vladimir karnozov/ moscow

Western operators are accused of increasingly breaching airspace without permission

Russian business aircraft operators are calling on the government to impose stringent controls on Western air taxi companies which, they fear, are increasingly operating charter flights within its national boundaries without permission. The government is also being urged by operators to withdraw the high import tax on Western-built aircraft.

According to the Moscow-based Association of Business Aviation (ADA), up to 80% of air taxi flights originating from Russian airports are undertaken by foreign companies, and this figure is rising. ADA says: "We are not against competition with foreign companies, provided they operate fairly in strict accordance with the regulations."

The ADA argues the frequency of flights made by Western operators to and within Russia has risen in the first six months of this year by around 45% compared with the same period last year.

In a further attempt to help local operators, the ADA is trying to persuade the Russian authorities to remove the high import duties levied on Western business jets - 30% of the aircraft residual value, plus 20% value added tax. ADA believes the taxes are limiting operators' ability to acquire large-cabin, new-generation aircraft.

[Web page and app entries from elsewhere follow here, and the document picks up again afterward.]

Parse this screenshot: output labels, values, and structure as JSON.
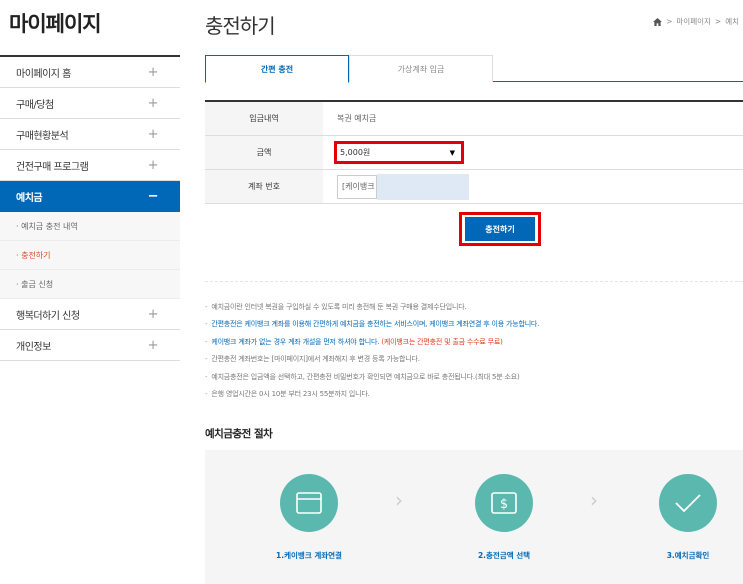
{
  "sidebar": {
    "title": "마이페이지",
    "items": [
      {
        "label": "마이페이지 홈",
        "icon": "+"
      },
      {
        "label": "구매/당첨",
        "icon": "+"
      },
      {
        "label": "구매현황분석",
        "icon": "+"
      },
      {
        "label": "건전구매 프로그램",
        "icon": "+"
      },
      {
        "label": "예치금",
        "icon": "−"
      },
      {
        "label": "행복더하기 신청",
        "icon": "+"
      },
      {
        "label": "개인정보",
        "icon": "+"
      }
    ],
    "sub_items": [
      {
        "label": "· 예치금 충전 내역"
      },
      {
        "label": "· 충전하기"
      },
      {
        "label": "· 출금 신청"
      }
    ]
  },
  "header": {
    "title": "충전하기",
    "breadcrumb": [
      "마이페이지",
      "예치"
    ],
    "breadcrumb_sep": ">"
  },
  "tabs": [
    {
      "label": "간편 충전"
    },
    {
      "label": "가상계좌 입금"
    }
  ],
  "form": {
    "rows": [
      {
        "label": "입금내역",
        "value": "복권 예치금"
      },
      {
        "label": "금액",
        "value": "5,000원"
      },
      {
        "label": "계좌 번호",
        "value": "[케이뱅크"
      }
    ]
  },
  "charge_button": "충전하기",
  "notices": [
    "예치금이란 인터넷 복권을 구입하실 수 있도록 미리 충전해 둔 복권 구매용 결제수단입니다.",
    "간편충전은 케이뱅크 계좌를 이용해 간편하게 예치금을 충전하는 서비스이며, 케이뱅크 계좌연결 후 이용 가능합니다.",
    "케이뱅크 계좌가 없는 경우 계좌 개설을 먼저 하셔야 합니다.",
    "(케이뱅크는 간편충전 및 출금 수수료 무료)",
    "간편충전 계좌번호는 [마이페이지]에서 계좌해지 후 변경 등록 가능합니다.",
    "예치금충전은 입금액을 선택하고, 간편충전 비밀번호가 확인되면 예치금으로 바로 충전됩니다.(최대 5분 소요)",
    "은행 영업시간은 0시 10분 부터 23시 55분까지 입니다."
  ],
  "notice_dash": "-",
  "process": {
    "title": "예치금충전 절차",
    "steps": [
      {
        "label": "1.케이뱅크 계좌연결",
        "icon": "card-icon"
      },
      {
        "label": "2.충전금액 선택",
        "icon": "money-icon"
      },
      {
        "label": "3.예치금확인",
        "icon": "check-icon"
      }
    ],
    "arrow": "›"
  },
  "colors": {
    "brand_blue": "#0068b7",
    "highlight_red": "#e30000",
    "teal": "#5bb8ae"
  }
}
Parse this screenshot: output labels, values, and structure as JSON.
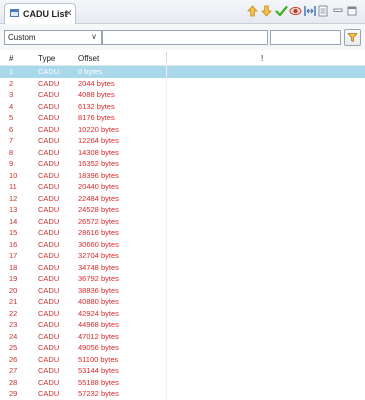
{
  "view": {
    "tab_label": "CADU List",
    "tab_close": "✕",
    "filter_combo_value": "Custom",
    "filter_combo_arrow": "∨",
    "search_value": "",
    "search2_value": ""
  },
  "toolbar_icons": [
    {
      "name": "arrow-up-icon",
      "color": "#e8a020"
    },
    {
      "name": "arrow-down-icon",
      "color": "#e8a020"
    },
    {
      "name": "checkmark-icon",
      "color": "#3fae2a"
    },
    {
      "name": "eye-icon",
      "color": "#d0402a"
    },
    {
      "name": "fit-columns-icon",
      "color": "#3a6fb0"
    },
    {
      "name": "document-icon",
      "color": "#7a8594"
    },
    {
      "name": "minimize-icon",
      "color": "#7a8594"
    },
    {
      "name": "maximize-icon",
      "color": "#7a8594"
    }
  ],
  "table": {
    "columns": [
      "#",
      "Type",
      "Offset",
      "!"
    ],
    "selected_row": 0,
    "text_color": "#c93030",
    "selection_color": "#a8d8ea",
    "rows": [
      {
        "n": "1",
        "type": "CADU",
        "offset": "0 bytes"
      },
      {
        "n": "2",
        "type": "CADU",
        "offset": "2044 bytes"
      },
      {
        "n": "3",
        "type": "CADU",
        "offset": "4088 bytes"
      },
      {
        "n": "4",
        "type": "CADU",
        "offset": "6132 bytes"
      },
      {
        "n": "5",
        "type": "CADU",
        "offset": "8176 bytes"
      },
      {
        "n": "6",
        "type": "CADU",
        "offset": "10220 bytes"
      },
      {
        "n": "7",
        "type": "CADU",
        "offset": "12264 bytes"
      },
      {
        "n": "8",
        "type": "CADU",
        "offset": "14308 bytes"
      },
      {
        "n": "9",
        "type": "CADU",
        "offset": "16352 bytes"
      },
      {
        "n": "10",
        "type": "CADU",
        "offset": "18396 bytes"
      },
      {
        "n": "11",
        "type": "CADU",
        "offset": "20440 bytes"
      },
      {
        "n": "12",
        "type": "CADU",
        "offset": "22484 bytes"
      },
      {
        "n": "13",
        "type": "CADU",
        "offset": "24528 bytes"
      },
      {
        "n": "14",
        "type": "CADU",
        "offset": "26572 bytes"
      },
      {
        "n": "15",
        "type": "CADU",
        "offset": "28616 bytes"
      },
      {
        "n": "16",
        "type": "CADU",
        "offset": "30660 bytes"
      },
      {
        "n": "17",
        "type": "CADU",
        "offset": "32704 bytes"
      },
      {
        "n": "18",
        "type": "CADU",
        "offset": "34748 bytes"
      },
      {
        "n": "19",
        "type": "CADU",
        "offset": "36792 bytes"
      },
      {
        "n": "20",
        "type": "CADU",
        "offset": "38836 bytes"
      },
      {
        "n": "21",
        "type": "CADU",
        "offset": "40880 bytes"
      },
      {
        "n": "22",
        "type": "CADU",
        "offset": "42924 bytes"
      },
      {
        "n": "23",
        "type": "CADU",
        "offset": "44968 bytes"
      },
      {
        "n": "24",
        "type": "CADU",
        "offset": "47012 bytes"
      },
      {
        "n": "25",
        "type": "CADU",
        "offset": "49056 bytes"
      },
      {
        "n": "26",
        "type": "CADU",
        "offset": "51100 bytes"
      },
      {
        "n": "27",
        "type": "CADU",
        "offset": "53144 bytes"
      },
      {
        "n": "28",
        "type": "CADU",
        "offset": "55188 bytes"
      },
      {
        "n": "29",
        "type": "CADU",
        "offset": "57232 bytes"
      }
    ]
  }
}
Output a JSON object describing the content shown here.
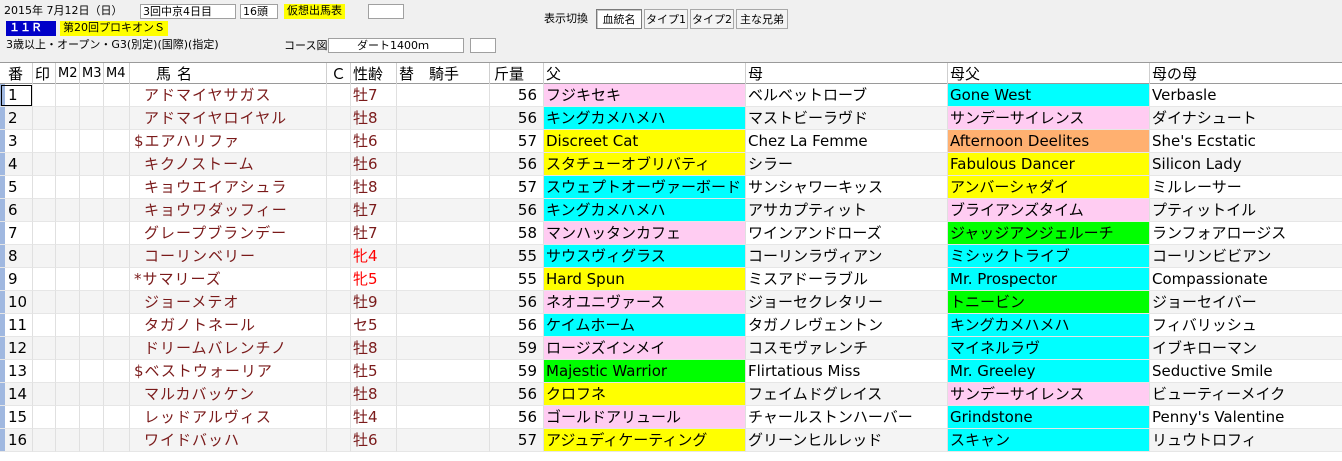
{
  "header": {
    "date": "2015年 7月12日（日）",
    "meeting": "3回中京4日目",
    "runners": "16頭",
    "status": "仮想出馬表",
    "race_no": "１１Ｒ",
    "race_name": "第20回プロキオンＳ",
    "conditions": "3歳以上・オープン・G3(別定)(国際)(指定)",
    "course_label": "コース図",
    "course": "ダート1400ｍ"
  },
  "toolbar": {
    "label": "表示切換",
    "buttons": [
      "血統名",
      "タイプ1",
      "タイプ2",
      "主な兄弟"
    ],
    "active": "血統名"
  },
  "columns": {
    "num": "番",
    "mark": "印",
    "m2": "M2",
    "m3": "M3",
    "m4": "M4",
    "name": "馬名",
    "c": "Ｃ",
    "sexage": "性齢",
    "change": "替",
    "jockey": "騎手",
    "weight": "斤量",
    "sire": "父",
    "dam": "母",
    "damsire": "母父",
    "granddam": "母の母"
  },
  "colors": {
    "pink": "#ffccf2",
    "cyan": "#00ffff",
    "yellow": "#ffff00",
    "green": "#00ff00",
    "orange": "#ffb070",
    "white": "#ffffff"
  },
  "rows": [
    {
      "num": "1",
      "name": "アドマイヤサガス",
      "sexage": "牡7",
      "sex_red": false,
      "weight": "56",
      "sire": "フジキセキ",
      "sire_bg": "pink",
      "dam": "ベルベットローブ",
      "damsire": "Gone West",
      "damsire_bg": "cyan",
      "granddam": "Verbasle"
    },
    {
      "num": "2",
      "name": "アドマイヤロイヤル",
      "sexage": "牡8",
      "sex_red": false,
      "weight": "56",
      "sire": "キングカメハメハ",
      "sire_bg": "cyan",
      "dam": "マストビーラヴド",
      "damsire": "サンデーサイレンス",
      "damsire_bg": "pink",
      "granddam": "ダイナシュート"
    },
    {
      "num": "3",
      "name": "$エアハリファ",
      "sexage": "牡6",
      "sex_red": false,
      "weight": "57",
      "sire": "Discreet Cat",
      "sire_bg": "yellow",
      "dam": "Chez La Femme",
      "damsire": "Afternoon Deelites",
      "damsire_bg": "orange",
      "granddam": "She's Ecstatic"
    },
    {
      "num": "4",
      "name": "キクノストーム",
      "sexage": "牡6",
      "sex_red": false,
      "weight": "56",
      "sire": "スタチューオブリバティ",
      "sire_bg": "yellow",
      "dam": "シラー",
      "damsire": "Fabulous Dancer",
      "damsire_bg": "yellow",
      "granddam": "Silicon Lady"
    },
    {
      "num": "5",
      "name": "キョウエイアシュラ",
      "sexage": "牡8",
      "sex_red": false,
      "weight": "57",
      "sire": "スウェプトオーヴァーボード",
      "sire_bg": "cyan",
      "dam": "サンシャワーキッス",
      "damsire": "アンバーシャダイ",
      "damsire_bg": "yellow",
      "granddam": "ミルレーサー"
    },
    {
      "num": "6",
      "name": "キョウワダッフィー",
      "sexage": "牡7",
      "sex_red": false,
      "weight": "56",
      "sire": "キングカメハメハ",
      "sire_bg": "cyan",
      "dam": "アサカプティット",
      "damsire": "ブライアンズタイム",
      "damsire_bg": "pink",
      "granddam": "プティットイル"
    },
    {
      "num": "7",
      "name": "グレープブランデー",
      "sexage": "牡7",
      "sex_red": false,
      "weight": "58",
      "sire": "マンハッタンカフェ",
      "sire_bg": "pink",
      "dam": "ワインアンドローズ",
      "damsire": "ジャッジアンジェルーチ",
      "damsire_bg": "green",
      "granddam": "ランフォアロージス"
    },
    {
      "num": "8",
      "name": "コーリンベリー",
      "sexage": "牝4",
      "sex_red": true,
      "weight": "55",
      "sire": "サウスヴィグラス",
      "sire_bg": "cyan",
      "dam": "コーリンラヴィアン",
      "damsire": "ミシックトライブ",
      "damsire_bg": "cyan",
      "granddam": "コーリンビビアン"
    },
    {
      "num": "9",
      "name": "*サマリーズ",
      "sexage": "牝5",
      "sex_red": true,
      "weight": "55",
      "sire": "Hard Spun",
      "sire_bg": "yellow",
      "dam": "ミスアドーラブル",
      "damsire": "Mr. Prospector",
      "damsire_bg": "cyan",
      "granddam": "Compassionate"
    },
    {
      "num": "10",
      "name": "ジョーメテオ",
      "sexage": "牡9",
      "sex_red": false,
      "weight": "56",
      "sire": "ネオユニヴァース",
      "sire_bg": "pink",
      "dam": "ジョーセクレタリー",
      "damsire": "トニービン",
      "damsire_bg": "green",
      "granddam": "ジョーセイバー"
    },
    {
      "num": "11",
      "name": "タガノトネール",
      "sexage": "セ5",
      "sex_red": false,
      "weight": "56",
      "sire": "ケイムホーム",
      "sire_bg": "cyan",
      "dam": "タガノレヴェントン",
      "damsire": "キングカメハメハ",
      "damsire_bg": "cyan",
      "granddam": "フィバリッシュ"
    },
    {
      "num": "12",
      "name": "ドリームバレンチノ",
      "sexage": "牡8",
      "sex_red": false,
      "weight": "59",
      "sire": "ロージズインメイ",
      "sire_bg": "pink",
      "dam": "コスモヴァレンチ",
      "damsire": "マイネルラヴ",
      "damsire_bg": "cyan",
      "granddam": "イブキローマン"
    },
    {
      "num": "13",
      "name": "$ベストウォーリア",
      "sexage": "牡5",
      "sex_red": false,
      "weight": "59",
      "sire": "Majestic Warrior",
      "sire_bg": "green",
      "dam": "Flirtatious Miss",
      "damsire": "Mr. Greeley",
      "damsire_bg": "cyan",
      "granddam": "Seductive Smile"
    },
    {
      "num": "14",
      "name": "マルカバッケン",
      "sexage": "牡8",
      "sex_red": false,
      "weight": "56",
      "sire": "クロフネ",
      "sire_bg": "yellow",
      "dam": "フェイムドグレイス",
      "damsire": "サンデーサイレンス",
      "damsire_bg": "pink",
      "granddam": "ビューティーメイク"
    },
    {
      "num": "15",
      "name": "レッドアルヴィス",
      "sexage": "牡4",
      "sex_red": false,
      "weight": "56",
      "sire": "ゴールドアリュール",
      "sire_bg": "pink",
      "dam": "チャールストンハーバー",
      "damsire": "Grindstone",
      "damsire_bg": "cyan",
      "granddam": "Penny's Valentine"
    },
    {
      "num": "16",
      "name": "ワイドバッハ",
      "sexage": "牡6",
      "sex_red": false,
      "weight": "57",
      "sire": "アジュディケーティング",
      "sire_bg": "yellow",
      "dam": "グリーンヒルレッド",
      "damsire": "スキャン",
      "damsire_bg": "cyan",
      "granddam": "リュウトロフィ"
    }
  ]
}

Eugeny Bakhtin, director general of Russia's largest business aviation company, Avcom, supports this claim, saying: "It is an absurd situation placing heavy import taxes on foreign-made aircraft. [They are not adversely affecting] the local market as the indigenous manufacturers [such as Tupolev and Yakovlev] do not produce aircraft in that class." The Moscow-based company operates a fleet of Dassault Falcons, Raytheon Hawkers,Tu-134s and Yakovlev Yak-40s and owns business aviation terminals at Sheremetyevo and Domodedovo airports. Bakhtin adds: "[Operators] are confined to relatively inexpensive Falcon 20s and Hawkers, making us uncompetitive as the upper sector of the market is dominated by foreign competitors."

ADA says due to its lack of intervention, government and local industry are facing a missed revenue opportunity.

Source: Flight International